It was around this time that I discovered books. I read "A separate Peace" and "The Odyssey" and some Aurthur Conan-Doyle for a high-school class. Then we were assigned, "Crime and Punishment" by Fyoder Dostoyevsky and I stopped writing. I spent the next 10 years reading.

Currently I find myself wanting to write. I've outgrown (mostly) my delusions of grandeur and my fascination with the darkness. I still use way too many flowery, descriptive, crowding, inappropriate, superfluous adjectives. But in spite of all that, here I am looking at the dark, stormy computer screen, wondering gloomily what to write.


Roo said...

Perhaps you should try some level of obstruction, or an unhelpful object to write about, such as a cardboard box? :)

How about coercing your audience into helping? Alternating paragraphs might be fun ...

Rachael said...

Andrew: Lol! Unhelpful indeed! The cardboard box didn't work. That story is the worst thing I've ever written.

And I'm sorry I never picked up on your idea of group-writing. I'm not sure story-writing is really my thing. But if you start me off with a good paragraph, I'll give it a shot! :)

Anonymous said...

You were assigned Crime and Punishment in high school? I'm impressed!

Rachael said...

Anonymous: It was an optional course and to be honest, Crime and Punishment left most of the class decidedly lost. But Bravo to the teacher for her effort! The class was significant for me.

laura said...

I never read C&P. I thought about it, but then saw these 28 letter names and at first I was like "okay, I'll make nick-names for them!" but I found out fast that didn't work. As much as I enjoy reading, I don't do enough of it. Honestly, most of the books of read as of late have been comics. I know it sounds a bit immature, but I love them. I love how they draw me into the author/artists world.
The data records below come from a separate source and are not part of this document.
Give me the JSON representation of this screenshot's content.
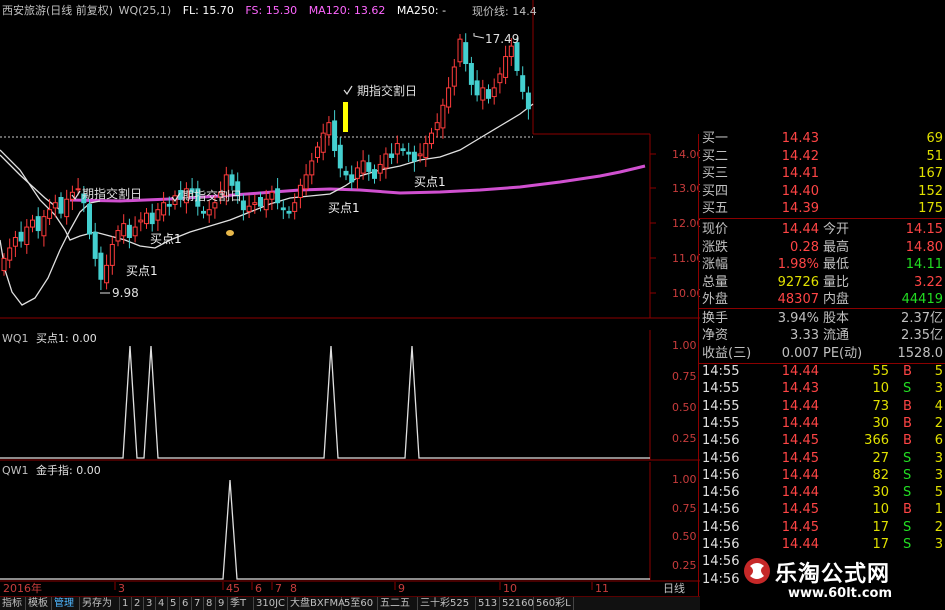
{
  "header": {
    "stock": "西安旅游(日线 前复权)",
    "wq": "WQ(25,1)",
    "fl": "FL: 15.70",
    "fs": "FS: 15.30",
    "ma120": "MA120: 13.62",
    "ma250": "MA250: -",
    "price_label": "现价线: 14.4"
  },
  "colors": {
    "up": "#ff3c3c",
    "down": "#44d0d0",
    "ma120": "#d050d0",
    "curve": "#e0e0e0",
    "accent_yellow": "#ffff00",
    "axis": "#8b0000",
    "green": "#22dd22"
  },
  "main_labels": {
    "peak": "17.49",
    "low": "9.98",
    "qizhi1": "期指交割日",
    "qizhi2": "期指交割日",
    "qizhi3": "期指交割日",
    "buy1": "买点1",
    "buy2": "买点1",
    "buy3": "买点1",
    "buy4": "买点1"
  },
  "price_axis": [
    "14.00",
    "13.00",
    "12.00",
    "11.00",
    "10.00"
  ],
  "wq1": {
    "label": "WQ1",
    "title": "买点1: 0.00",
    "ticks": [
      "1.00",
      "0.75",
      "0.50",
      "0.25"
    ]
  },
  "qw1": {
    "label": "QW1",
    "title": "金手指: 0.00",
    "ticks": [
      "1.00",
      "0.75",
      "0.50",
      "0.25"
    ]
  },
  "date_axis": {
    "year": "2016年",
    "months": [
      "3",
      "4",
      "5",
      "6",
      "7",
      "8",
      "9",
      "10",
      "11"
    ],
    "period": "日线"
  },
  "quote": {
    "bids": [
      {
        "name": "买一",
        "price": "14.43",
        "vol": "69"
      },
      {
        "name": "买二",
        "price": "14.42",
        "vol": "51"
      },
      {
        "name": "买三",
        "price": "14.41",
        "vol": "167"
      },
      {
        "name": "买四",
        "price": "14.40",
        "vol": "152"
      },
      {
        "name": "买五",
        "price": "14.39",
        "vol": "175"
      }
    ],
    "stats": [
      {
        "l1": "现价",
        "v1": "14.44",
        "l2": "今开",
        "v2": "14.15"
      },
      {
        "l1": "涨跌",
        "v1": "0.28",
        "l2": "最高",
        "v2": "14.80"
      },
      {
        "l1": "涨幅",
        "v1": "1.98%",
        "l2": "最低",
        "v2": "14.11"
      },
      {
        "l1": "总量",
        "v1": "92726",
        "l2": "量比",
        "v2": "3.22"
      },
      {
        "l1": "外盘",
        "v1": "48307",
        "l2": "内盘",
        "v2": "44419"
      }
    ],
    "fin": [
      {
        "l1": "换手",
        "v1": "3.94%",
        "l2": "股本",
        "v2": "2.37亿"
      },
      {
        "l1": "净资",
        "v1": "3.33",
        "l2": "流通",
        "v2": "2.35亿"
      },
      {
        "l1": "收益(三)",
        "v1": "0.007",
        "l2": "PE(动)",
        "v2": "1528.0"
      }
    ],
    "ticks": [
      {
        "t": "14:55",
        "p": "14.44",
        "v": "55",
        "s": "B",
        "n": "5"
      },
      {
        "t": "14:55",
        "p": "14.43",
        "v": "10",
        "s": "S",
        "n": "3"
      },
      {
        "t": "14:55",
        "p": "14.44",
        "v": "73",
        "s": "B",
        "n": "4"
      },
      {
        "t": "14:55",
        "p": "14.44",
        "v": "30",
        "s": "B",
        "n": "2"
      },
      {
        "t": "14:56",
        "p": "14.45",
        "v": "366",
        "s": "B",
        "n": "6"
      },
      {
        "t": "14:56",
        "p": "14.45",
        "v": "27",
        "s": "S",
        "n": "3"
      },
      {
        "t": "14:56",
        "p": "14.44",
        "v": "82",
        "s": "S",
        "n": "3"
      },
      {
        "t": "14:56",
        "p": "14.44",
        "v": "30",
        "s": "S",
        "n": "5"
      },
      {
        "t": "14:56",
        "p": "14.45",
        "v": "10",
        "s": "B",
        "n": "1"
      },
      {
        "t": "14:56",
        "p": "14.45",
        "v": "17",
        "s": "S",
        "n": "2"
      },
      {
        "t": "14:56",
        "p": "14.44",
        "v": "17",
        "s": "S",
        "n": "3"
      },
      {
        "t": "14:56",
        "p": "",
        "v": "",
        "s": "",
        "n": ""
      },
      {
        "t": "14:56",
        "p": "",
        "v": "",
        "s": "",
        "n": ""
      }
    ]
  },
  "tabs": [
    "指标",
    "模板",
    "管理",
    "另存为",
    "1",
    "2",
    "3",
    "4",
    "5",
    "6",
    "7",
    "8",
    "9",
    "季T",
    "310JC",
    "大盘BXFMA",
    "5至60",
    "五二五",
    "三十彩525",
    "513",
    "52160",
    "560彩L"
  ],
  "watermark": {
    "name": "乐淘公式网",
    "url": "www.60lt.com"
  }
}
It feels real to me, more so then than just the average fictional book.;)

Michael Ciani said...

Smarter? yes.
Better able to string together intellectually provocative thoughts? yes.
But better teeth than your older brother? Rubbish! I challenge you to a smileoff the next time I see you.

Rachael said...

lol. Actually, I just used the "better teeth" thing because it sounded good and because it should be the case, with all those kool-aid popsicles you ate. It is true that I have yet to get a cavity, but I grind my teeth, drink far more coffee than you and smoke far more cigarettes. So okay, you win. No contest.

It's all that peroxide you gargle with.

Rachael said...

Oh, and you're really too kind as regards the first two things. This past month I've felt unable to "string together" thoughts of any kind.

And as a writer, you are far more proficient and focused. I meander here and there the way I do with everything in life. Now if I could acquire some of that wonderful self-discipline of yours, perhaps I could go somewhere...

Michael Ciani said...

Now it is me that is laughing aloud. Me, proficient, focused or self-disciplined? I don't think so.
So far today I have brushed my teeth, gone to Mass, then walked through the Park all the way to the beach. I took the train home, then watched not 3, but FOUR hours of TiVo. (By the way, between the poetry slam in the Castro last night, and The L Word on TiVo today, I've decided once again that I must not be gay.) Oh, and I ate some ice cream. And I felt a lot of anxiety about the book that I have to write, the first 1/3 of which is due in about 9 weeks and which hasn't been started yet. And I also felt a good bit of pining for the people I love that are all at least 2,000 miles away from me now.
That's it for today. No writing, no job hunting, no weight lifting, no nothing. So don't hold me on too high of a pedestal.